Element data from apps and pages
%%
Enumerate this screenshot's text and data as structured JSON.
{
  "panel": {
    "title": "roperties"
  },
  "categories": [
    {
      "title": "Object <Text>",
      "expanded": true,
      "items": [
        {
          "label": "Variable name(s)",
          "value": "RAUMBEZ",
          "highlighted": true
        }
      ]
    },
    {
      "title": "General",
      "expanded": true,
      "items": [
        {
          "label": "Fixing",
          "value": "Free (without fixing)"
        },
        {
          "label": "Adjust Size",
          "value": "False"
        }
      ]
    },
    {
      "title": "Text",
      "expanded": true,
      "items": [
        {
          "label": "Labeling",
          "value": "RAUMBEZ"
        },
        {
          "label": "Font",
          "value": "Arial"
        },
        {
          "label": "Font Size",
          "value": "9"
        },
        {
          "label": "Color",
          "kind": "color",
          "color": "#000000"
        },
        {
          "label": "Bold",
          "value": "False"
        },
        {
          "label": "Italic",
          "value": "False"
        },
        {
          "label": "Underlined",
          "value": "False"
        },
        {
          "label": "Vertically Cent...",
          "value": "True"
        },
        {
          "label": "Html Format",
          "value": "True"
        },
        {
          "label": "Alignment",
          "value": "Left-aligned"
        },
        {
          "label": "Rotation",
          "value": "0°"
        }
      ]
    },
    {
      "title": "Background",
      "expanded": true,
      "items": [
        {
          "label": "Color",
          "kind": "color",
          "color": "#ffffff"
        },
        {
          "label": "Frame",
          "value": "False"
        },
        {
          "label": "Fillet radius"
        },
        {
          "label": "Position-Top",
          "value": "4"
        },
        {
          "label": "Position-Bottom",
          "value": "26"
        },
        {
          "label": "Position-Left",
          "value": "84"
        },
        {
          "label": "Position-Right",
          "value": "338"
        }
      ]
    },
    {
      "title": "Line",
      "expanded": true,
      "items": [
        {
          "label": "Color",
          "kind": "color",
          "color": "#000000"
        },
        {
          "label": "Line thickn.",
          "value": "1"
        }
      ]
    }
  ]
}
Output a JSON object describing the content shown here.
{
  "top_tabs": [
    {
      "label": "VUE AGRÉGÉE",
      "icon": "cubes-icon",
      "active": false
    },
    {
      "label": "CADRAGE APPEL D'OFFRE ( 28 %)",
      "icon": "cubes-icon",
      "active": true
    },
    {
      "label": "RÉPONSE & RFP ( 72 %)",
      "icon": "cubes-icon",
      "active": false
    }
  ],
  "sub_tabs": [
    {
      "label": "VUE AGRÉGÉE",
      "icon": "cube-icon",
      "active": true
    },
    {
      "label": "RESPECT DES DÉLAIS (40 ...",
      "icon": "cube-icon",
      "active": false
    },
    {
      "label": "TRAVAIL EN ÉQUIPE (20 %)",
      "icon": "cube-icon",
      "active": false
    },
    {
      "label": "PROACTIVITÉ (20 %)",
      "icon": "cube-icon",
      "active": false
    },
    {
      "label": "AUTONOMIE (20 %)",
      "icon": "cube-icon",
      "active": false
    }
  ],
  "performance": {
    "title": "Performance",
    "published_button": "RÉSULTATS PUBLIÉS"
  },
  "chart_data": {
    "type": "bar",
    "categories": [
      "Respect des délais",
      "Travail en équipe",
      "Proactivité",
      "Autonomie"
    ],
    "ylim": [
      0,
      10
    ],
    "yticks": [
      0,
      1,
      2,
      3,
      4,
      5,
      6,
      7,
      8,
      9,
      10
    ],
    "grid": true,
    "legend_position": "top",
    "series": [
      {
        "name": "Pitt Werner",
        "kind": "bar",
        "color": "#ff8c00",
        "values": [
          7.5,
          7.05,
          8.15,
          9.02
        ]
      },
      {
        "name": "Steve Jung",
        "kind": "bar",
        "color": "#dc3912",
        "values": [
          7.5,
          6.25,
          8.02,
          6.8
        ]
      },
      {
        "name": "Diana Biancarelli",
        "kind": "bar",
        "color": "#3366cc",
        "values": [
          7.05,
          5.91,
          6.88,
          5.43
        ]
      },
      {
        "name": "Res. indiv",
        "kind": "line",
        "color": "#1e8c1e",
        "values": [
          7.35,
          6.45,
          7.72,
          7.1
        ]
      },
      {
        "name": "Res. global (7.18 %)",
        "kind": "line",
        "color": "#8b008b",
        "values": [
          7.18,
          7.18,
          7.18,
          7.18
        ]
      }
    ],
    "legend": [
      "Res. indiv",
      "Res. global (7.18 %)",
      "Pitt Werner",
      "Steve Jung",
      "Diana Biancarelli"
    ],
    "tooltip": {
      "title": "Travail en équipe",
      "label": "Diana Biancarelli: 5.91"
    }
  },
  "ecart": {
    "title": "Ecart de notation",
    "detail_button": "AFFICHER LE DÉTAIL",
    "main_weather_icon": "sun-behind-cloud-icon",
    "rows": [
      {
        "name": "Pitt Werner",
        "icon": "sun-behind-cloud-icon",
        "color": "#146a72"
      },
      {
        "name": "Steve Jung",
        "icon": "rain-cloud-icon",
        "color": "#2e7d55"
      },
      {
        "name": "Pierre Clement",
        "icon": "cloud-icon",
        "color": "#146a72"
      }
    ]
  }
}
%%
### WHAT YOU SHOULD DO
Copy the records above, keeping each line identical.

### PROBLEM SOLUTION
Enumerate this screenshot's text and data as structured JSON.
{
  "panel": {
    "title": "roperties"
  },
  "categories": [
    {
      "title": "Object <Text>",
      "expanded": true,
      "items": [
        {
          "label": "Variable name(s)",
          "value": "RAUMBEZ",
          "highlighted": true
        }
      ]
    },
    {
      "title": "General",
      "expanded": true,
      "items": [
        {
          "label": "Fixing",
          "value": "Free (without fixing)"
        },
        {
          "label": "Adjust Size",
          "value": "False"
        }
      ]
    },
    {
      "title": "Text",
      "expanded": true,
      "items": [
        {
          "label": "Labeling",
          "value": "RAUMBEZ"
        },
        {
          "label": "Font",
          "value": "Arial"
        },
        {
          "label": "Font Size",
          "value": "9"
        },
        {
          "label": "Color",
          "kind": "color",
          "color": "#000000"
        },
        {
          "label": "Bold",
          "value": "False"
        },
        {
          "label": "Italic",
          "value": "False"
        },
        {
          "label": "Underlined",
          "value": "False"
        },
        {
          "label": "Vertically Cent...",
          "value": "True"
        },
        {
          "label": "Html Format",
          "value": "True"
        },
        {
          "label": "Alignment",
          "value": "Left-aligned"
        },
        {
          "label": "Rotation",
          "value": "0°"
        }
      ]
    },
    {
      "title": "Background",
      "expanded": true,
      "items": [
        {
          "label": "Color",
          "kind": "color",
          "color": "#ffffff"
        },
        {
          "label": "Frame",
          "value": "False"
        },
        {
          "label": "Fillet radius"
        },
        {
          "label": "Position-Top",
          "value": "4"
        },
        {
          "label": "Position-Bottom",
          "value": "26"
        },
        {
          "label": "Position-Left",
          "value": "84"
        },
        {
          "label": "Position-Right",
          "value": "338"
        }
      ]
    },
    {
      "title": "Line",
      "expanded": true,
      "items": [
        {
          "label": "Color",
          "kind": "color",
          "color": "#000000"
        },
        {
          "label": "Line thickn.",
          "value": "1"
        }
      ]
    }
  ]
}
Output a JSON object describing the content shown here.
{
  "top_tabs": [
    {
      "label": "VUE AGRÉGÉE",
      "icon": "cubes-icon",
      "active": false
    },
    {
      "label": "CADRAGE APPEL D'OFFRE ( 28 %)",
      "icon": "cubes-icon",
      "active": true
    },
    {
      "label": "RÉPONSE & RFP ( 72 %)",
      "icon": "cubes-icon",
      "active": false
    }
  ],
  "sub_tabs": [
    {
      "label": "VUE AGRÉGÉE",
      "icon": "cube-icon",
      "active": true
    },
    {
      "label": "RESPECT DES DÉLAIS (40 ...",
      "icon": "cube-icon",
      "active": false
    },
    {
      "label": "TRAVAIL EN ÉQUIPE (20 %)",
      "icon": "cube-icon",
      "active": false
    },
    {
      "label": "PROACTIVITÉ (20 %)",
      "icon": "cube-icon",
      "active": false
    },
    {
      "label": "AUTONOMIE (20 %)",
      "icon": "cube-icon",
      "active": false
    }
  ],
  "performance": {
    "title": "Performance",
    "published_button": "RÉSULTATS PUBLIÉS"
  },
  "chart_data": {
    "type": "bar",
    "categories": [
      "Respect des délais",
      "Travail en équipe",
      "Proactivité",
      "Autonomie"
    ],
    "ylim": [
      0,
      10
    ],
    "yticks": [
      0,
      1,
      2,
      3,
      4,
      5,
      6,
      7,
      8,
      9,
      10
    ],
    "grid": true,
    "legend_position": "top",
    "series": [
      {
        "name": "Pitt Werner",
        "kind": "bar",
        "color": "#ff8c00",
        "values": [
          7.5,
          7.05,
          8.15,
          9.02
        ]
      },
      {
        "name": "Steve Jung",
        "kind": "bar",
        "color": "#dc3912",
        "values": [
          7.5,
          6.25,
          8.02,
          6.8
        ]
      },
      {
        "name": "Diana Biancarelli",
        "kind": "bar",
        "color": "#3366cc",
        "values": [
          7.05,
          5.91,
          6.88,
          5.43
        ]
      },
      {
        "name": "Res. indiv",
        "kind": "line",
        "color": "#1e8c1e",
        "values": [
          7.35,
          6.45,
          7.72,
          7.1
        ]
      },
      {
        "name": "Res. global (7.18 %)",
        "kind": "line",
        "color": "#8b008b",
        "values": [
          7.18,
          7.18,
          7.18,
          7.18
        ]
      }
    ],
    "legend": [
      "Res. indiv",
      "Res. global (7.18 %)",
      "Pitt Werner",
      "Steve Jung",
      "Diana Biancarelli"
    ],
    "tooltip": {
      "title": "Travail en équipe",
      "label": "Diana Biancarelli: 5.91"
    }
  },
  "ecart": {
    "title": "Ecart de notation",
    "detail_button": "AFFICHER LE DÉTAIL",
    "main_weather_icon": "sun-behind-cloud-icon",
    "rows": [
      {
        "name": "Pitt Werner",
        "icon": "sun-behind-cloud-icon",
        "color": "#146a72"
      },
      {
        "name": "Steve Jung",
        "icon": "rain-cloud-icon",
        "color": "#2e7d55"
      },
      {
        "name": "Pierre Clement",
        "icon": "cloud-icon",
        "color": "#146a72"
      }
    ]
  }
}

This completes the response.